A Lone Cat\’s Walk Across America
by William Stolzenburg
In 2011, someone driving on a parkway in Connecticut hit a mountain lion. Cougars had not been seen in that state since the 1800\’s. People thought it was a pet gotten loose, but DNA testing showed the mountain lion came from the Black Hills in South Dakota. It was a young animal, travelling probably in search of a mate and territory, who had trekked two thousand miles across America. The trail was patched together- hair and scat samples from various locations it had passed through matched perfectly- and camera trap photos showed further proof of its passage. This book traces the big cat\’s journey, through news reports (full of local uproars about safety) and firsthand accounts of people who glimpsed the lion or found its tracks. Also accounts of other dispersing young mountain lions- mostly found and recorded because they met their end at the hands of law enforcement panicking when lions were found skirting backyards in towns, or ranchers claiming to be protecting their livestock. Those wanting to protect the cougars claim that shooting mountain lions only exacerbates the problem (leaving untutored young ones prone to going after easy prey) while those wanting to see lions populate the Eastern part of the states again talk over and over again about seeing lions in the landscape that simply aren\’t there, and spending tons of hours out searching for them.

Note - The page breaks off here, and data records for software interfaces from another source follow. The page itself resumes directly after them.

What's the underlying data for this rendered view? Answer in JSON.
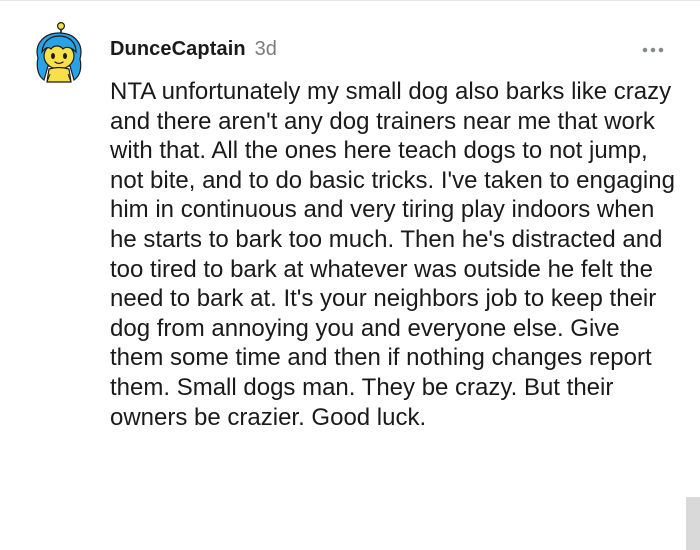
{
  "comment": {
    "author": "DunceCaptain",
    "age": "3d",
    "body": "NTA unfortunately my small dog also barks like crazy and there aren't any dog trainers near me that work with that. All the ones here teach dogs to not jump, not bite, and to do basic tricks. I've taken to engaging him in continuous and very tiring play indoors when he starts to bark too much. Then he's distracted and too tired to bark at whatever was outside he felt the need to bark at. It's your neighbors job to keep their dog from annoying you and everyone else. Give them some time and then if nothing changes report them. Small dogs man. They be crazy. But their owners be crazier. Good luck."
  },
  "icons": {
    "avatar": "snoo-avatar-icon",
    "more": "more-options-icon"
  },
  "colors": {
    "text": "#1a1a1b",
    "muted": "#7c7c7c",
    "avatar_hair": "#2aa2e6",
    "avatar_skin": "#f7e04a"
  }
}
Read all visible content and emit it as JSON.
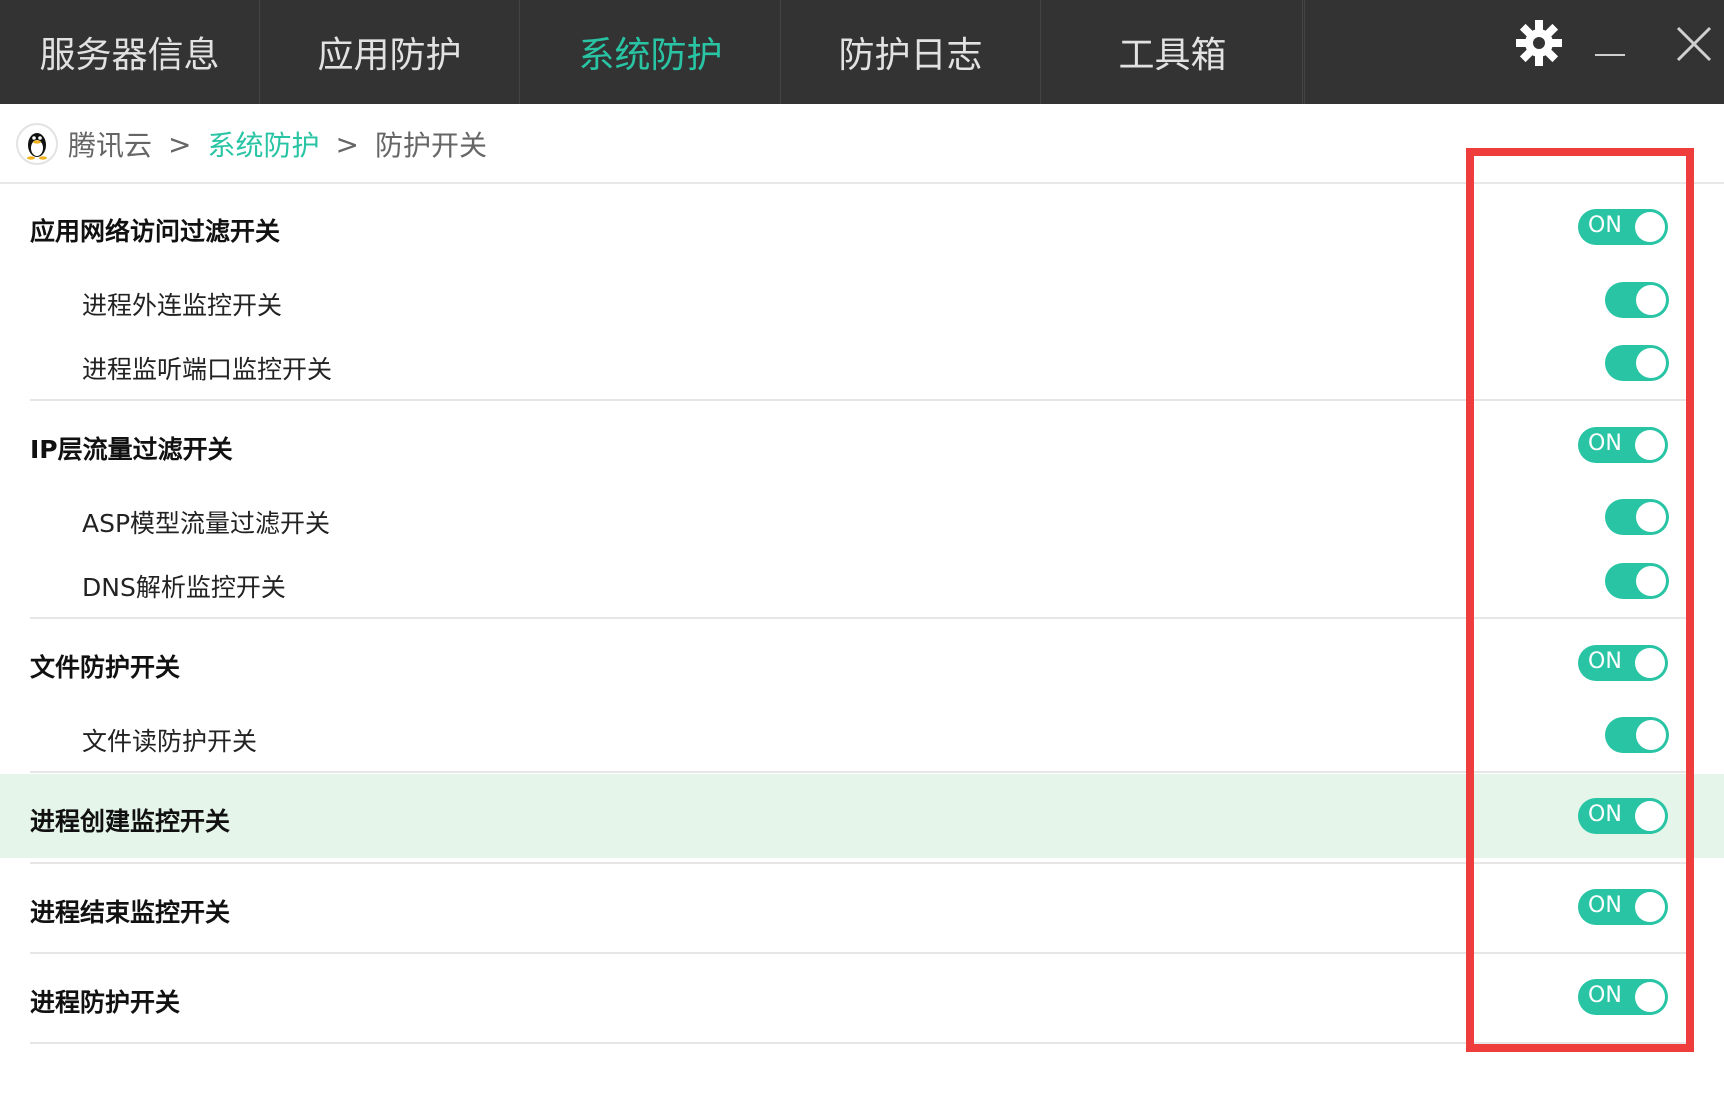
{
  "tabs": [
    {
      "label": "服务器信息",
      "active": false
    },
    {
      "label": "应用防护",
      "active": false
    },
    {
      "label": "系统防护",
      "active": true
    },
    {
      "label": "防护日志",
      "active": false
    },
    {
      "label": "工具箱",
      "active": false
    }
  ],
  "window_controls": {
    "settings_icon": "gear-icon",
    "minimize_icon": "minimize-icon",
    "close_icon": "close-icon"
  },
  "breadcrumb": {
    "logo_icon": "qq-penguin-icon",
    "root": "腾讯云",
    "sep1": ">",
    "section": "系统防护",
    "sep2": ">",
    "current": "防护开关"
  },
  "settings": {
    "group_app": {
      "label": "应用网络访问过滤开关",
      "toggle_text": "ON",
      "children": [
        {
          "label": "进程外连监控开关"
        },
        {
          "label": "进程监听端口监控开关"
        }
      ]
    },
    "group_ip": {
      "label": "IP层流量过滤开关",
      "toggle_text": "ON",
      "children": [
        {
          "label": "ASP模型流量过滤开关"
        },
        {
          "label": "DNS解析监控开关"
        }
      ]
    },
    "group_file": {
      "label": "文件防护开关",
      "toggle_text": "ON",
      "children": [
        {
          "label": "文件读防护开关"
        }
      ]
    },
    "proc_create": {
      "label": "进程创建监控开关",
      "toggle_text": "ON"
    },
    "proc_end": {
      "label": "进程结束监控开关",
      "toggle_text": "ON"
    },
    "proc_protect": {
      "label": "进程防护开关",
      "toggle_text": "ON"
    }
  },
  "colors": {
    "accent": "#28c4a4",
    "topbar_bg": "#333333",
    "highlight_row": "#e6f5ea",
    "annotation_red": "#ef3d3d"
  }
}
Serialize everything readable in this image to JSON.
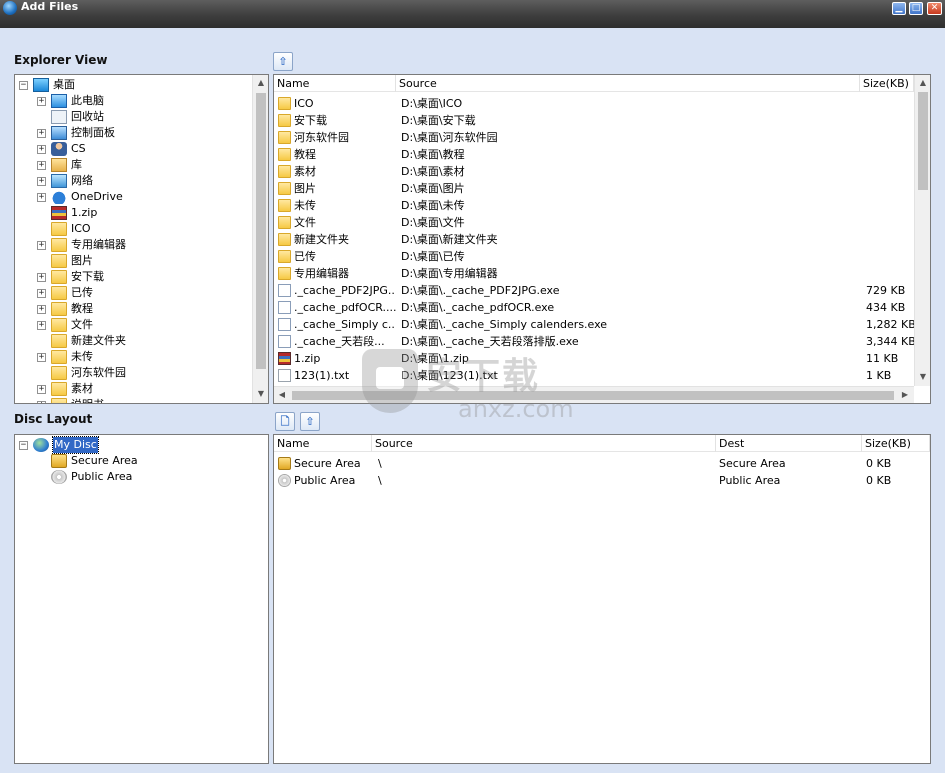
{
  "window": {
    "title": "Add Files"
  },
  "explorer": {
    "label": "Explorer View",
    "tree": [
      {
        "label": "桌面",
        "icon": "desktop-icon",
        "level": 0,
        "expander": "−"
      },
      {
        "label": "此电脑",
        "icon": "computer-icon",
        "level": 1,
        "expander": "+"
      },
      {
        "label": "回收站",
        "icon": "recycle-icon",
        "level": 1,
        "expander": ""
      },
      {
        "label": "控制面板",
        "icon": "control-panel-icon",
        "level": 1,
        "expander": "+"
      },
      {
        "label": "CS",
        "icon": "user-icon",
        "level": 1,
        "expander": "+"
      },
      {
        "label": "库",
        "icon": "library-icon",
        "level": 1,
        "expander": "+"
      },
      {
        "label": "网络",
        "icon": "network-icon",
        "level": 1,
        "expander": "+"
      },
      {
        "label": "OneDrive",
        "icon": "cloud-icon",
        "level": 1,
        "expander": "+"
      },
      {
        "label": "1.zip",
        "icon": "zip-icon",
        "level": 1,
        "expander": ""
      },
      {
        "label": "ICO",
        "icon": "folder-icon",
        "level": 1,
        "expander": ""
      },
      {
        "label": "专用编辑器",
        "icon": "folder-icon",
        "level": 1,
        "expander": "+"
      },
      {
        "label": "图片",
        "icon": "folder-icon",
        "level": 1,
        "expander": ""
      },
      {
        "label": "安下载",
        "icon": "folder-icon",
        "level": 1,
        "expander": "+"
      },
      {
        "label": "已传",
        "icon": "folder-icon",
        "level": 1,
        "expander": "+"
      },
      {
        "label": "教程",
        "icon": "folder-icon",
        "level": 1,
        "expander": "+"
      },
      {
        "label": "文件",
        "icon": "folder-icon",
        "level": 1,
        "expander": "+"
      },
      {
        "label": "新建文件夹",
        "icon": "folder-icon",
        "level": 1,
        "expander": ""
      },
      {
        "label": "未传",
        "icon": "folder-icon",
        "level": 1,
        "expander": "+"
      },
      {
        "label": "河东软件园",
        "icon": "folder-icon",
        "level": 1,
        "expander": ""
      },
      {
        "label": "素材",
        "icon": "folder-icon",
        "level": 1,
        "expander": "+"
      },
      {
        "label": "说明书",
        "icon": "folder-icon",
        "level": 1,
        "expander": "+"
      }
    ],
    "columns": {
      "name": "Name",
      "source": "Source",
      "size": "Size(KB)"
    },
    "rows": [
      {
        "name": "ICO",
        "source": "D:\\桌面\\ICO",
        "size": "",
        "icon": "folder-icon"
      },
      {
        "name": "安下载",
        "source": "D:\\桌面\\安下载",
        "size": "",
        "icon": "folder-icon"
      },
      {
        "name": "河东软件园",
        "source": "D:\\桌面\\河东软件园",
        "size": "",
        "icon": "folder-icon"
      },
      {
        "name": "教程",
        "source": "D:\\桌面\\教程",
        "size": "",
        "icon": "folder-icon"
      },
      {
        "name": "素材",
        "source": "D:\\桌面\\素材",
        "size": "",
        "icon": "folder-icon"
      },
      {
        "name": "图片",
        "source": "D:\\桌面\\图片",
        "size": "",
        "icon": "folder-icon"
      },
      {
        "name": "未传",
        "source": "D:\\桌面\\未传",
        "size": "",
        "icon": "folder-icon"
      },
      {
        "name": "文件",
        "source": "D:\\桌面\\文件",
        "size": "",
        "icon": "folder-icon"
      },
      {
        "name": "新建文件夹",
        "source": "D:\\桌面\\新建文件夹",
        "size": "",
        "icon": "folder-icon"
      },
      {
        "name": "已传",
        "source": "D:\\桌面\\已传",
        "size": "",
        "icon": "folder-icon"
      },
      {
        "name": "专用编辑器",
        "source": "D:\\桌面\\专用编辑器",
        "size": "",
        "icon": "folder-icon"
      },
      {
        "name": "._cache_PDF2JPG...",
        "source": "D:\\桌面\\._cache_PDF2JPG.exe",
        "size": "729 KB",
        "icon": "exe-icon"
      },
      {
        "name": "._cache_pdfOCR....",
        "source": "D:\\桌面\\._cache_pdfOCR.exe",
        "size": "434 KB",
        "icon": "exe-icon"
      },
      {
        "name": "._cache_Simply c...",
        "source": "D:\\桌面\\._cache_Simply calenders.exe",
        "size": "1,282 KB",
        "icon": "exe-icon"
      },
      {
        "name": "._cache_天若段...",
        "source": "D:\\桌面\\._cache_天若段落排版.exe",
        "size": "3,344 KB",
        "icon": "exe-icon"
      },
      {
        "name": "1.zip",
        "source": "D:\\桌面\\1.zip",
        "size": "11 KB",
        "icon": "zip-icon"
      },
      {
        "name": "123(1).txt",
        "source": "D:\\桌面\\123(1).txt",
        "size": "1 KB",
        "icon": "txt-icon"
      }
    ]
  },
  "disc": {
    "label": "Disc Layout",
    "tree": [
      {
        "label": "My Disc",
        "icon": "globe-icon",
        "level": 0,
        "expander": "−",
        "selected": true
      },
      {
        "label": "Secure Area",
        "icon": "lock-icon",
        "level": 1,
        "expander": ""
      },
      {
        "label": "Public Area",
        "icon": "disc-icon",
        "level": 1,
        "expander": ""
      }
    ],
    "columns": {
      "name": "Name",
      "source": "Source",
      "dest": "Dest",
      "size": "Size(KB)"
    },
    "rows": [
      {
        "name": "Secure Area",
        "source": "\\",
        "dest": "Secure Area",
        "size": "0 KB",
        "icon": "lock-icon"
      },
      {
        "name": "Public Area",
        "source": "\\",
        "dest": "Public Area",
        "size": "0 KB",
        "icon": "disc-icon"
      }
    ]
  },
  "watermark": {
    "cn": "安下载",
    "en": "anxz.com"
  }
}
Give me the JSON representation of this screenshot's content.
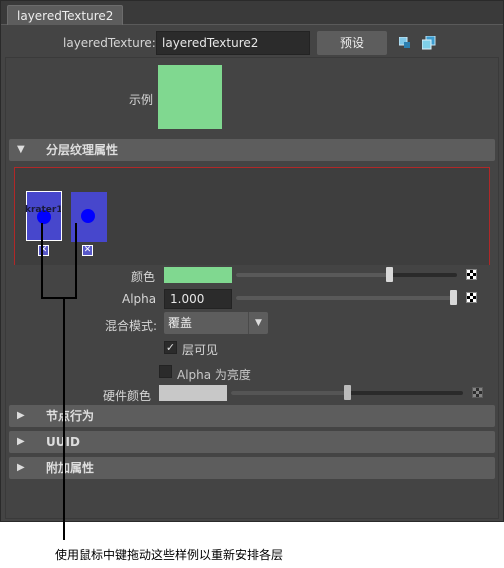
{
  "tab": {
    "label": "layeredTexture2"
  },
  "header": {
    "node_label": "layeredTexture:",
    "node_value": "layeredTexture2",
    "preset_button": "预设"
  },
  "sample": {
    "label": "示例",
    "color": "#80d890"
  },
  "sections": {
    "layered": "分层纹理属性",
    "node_behavior": "节点行为",
    "uuid": "UUID",
    "extra": "附加属性"
  },
  "layers": [
    {
      "name": "krater1"
    },
    {
      "name": ""
    }
  ],
  "attrs": {
    "color_label": "颜色",
    "color_value": "#80d890",
    "color_slider": 0.74,
    "alpha_label": "Alpha",
    "alpha_value": "1.000",
    "alpha_slider": 1.0,
    "blend_label": "混合模式:",
    "blend_value": "覆盖",
    "visible_label": "层可见",
    "alpha_luma_label": "Alpha 为亮度",
    "hw_color_label": "硬件颜色",
    "hw_color_value": "#c8c8c8",
    "hw_slider": 0.5
  },
  "annotation": {
    "caption": "使用鼠标中键拖动这些样例以重新安排各层"
  }
}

Unfortunately it sounds like all the mountain lions that ever tried to move east into habitable land (swarming with deer populations that could really use some natural control) met with frightened or trigger-happy people who shot them on sight. A few chapters look at the history of mountain lions in North America- going all the way back to prehistoric times- explaining the deep-seated fear most people have upon encountering the big cat. The language gets kind of flowery at times, and it can also be repetitive, and the blow-by-blow conversations between different people trying to find the mountain lions, or deny their existence, or fight for/against protecting them, got a bit tiresome. Still, pretty interesting overall.
Borrowed from the public library.
Rating: 3/5 245 pages, 2016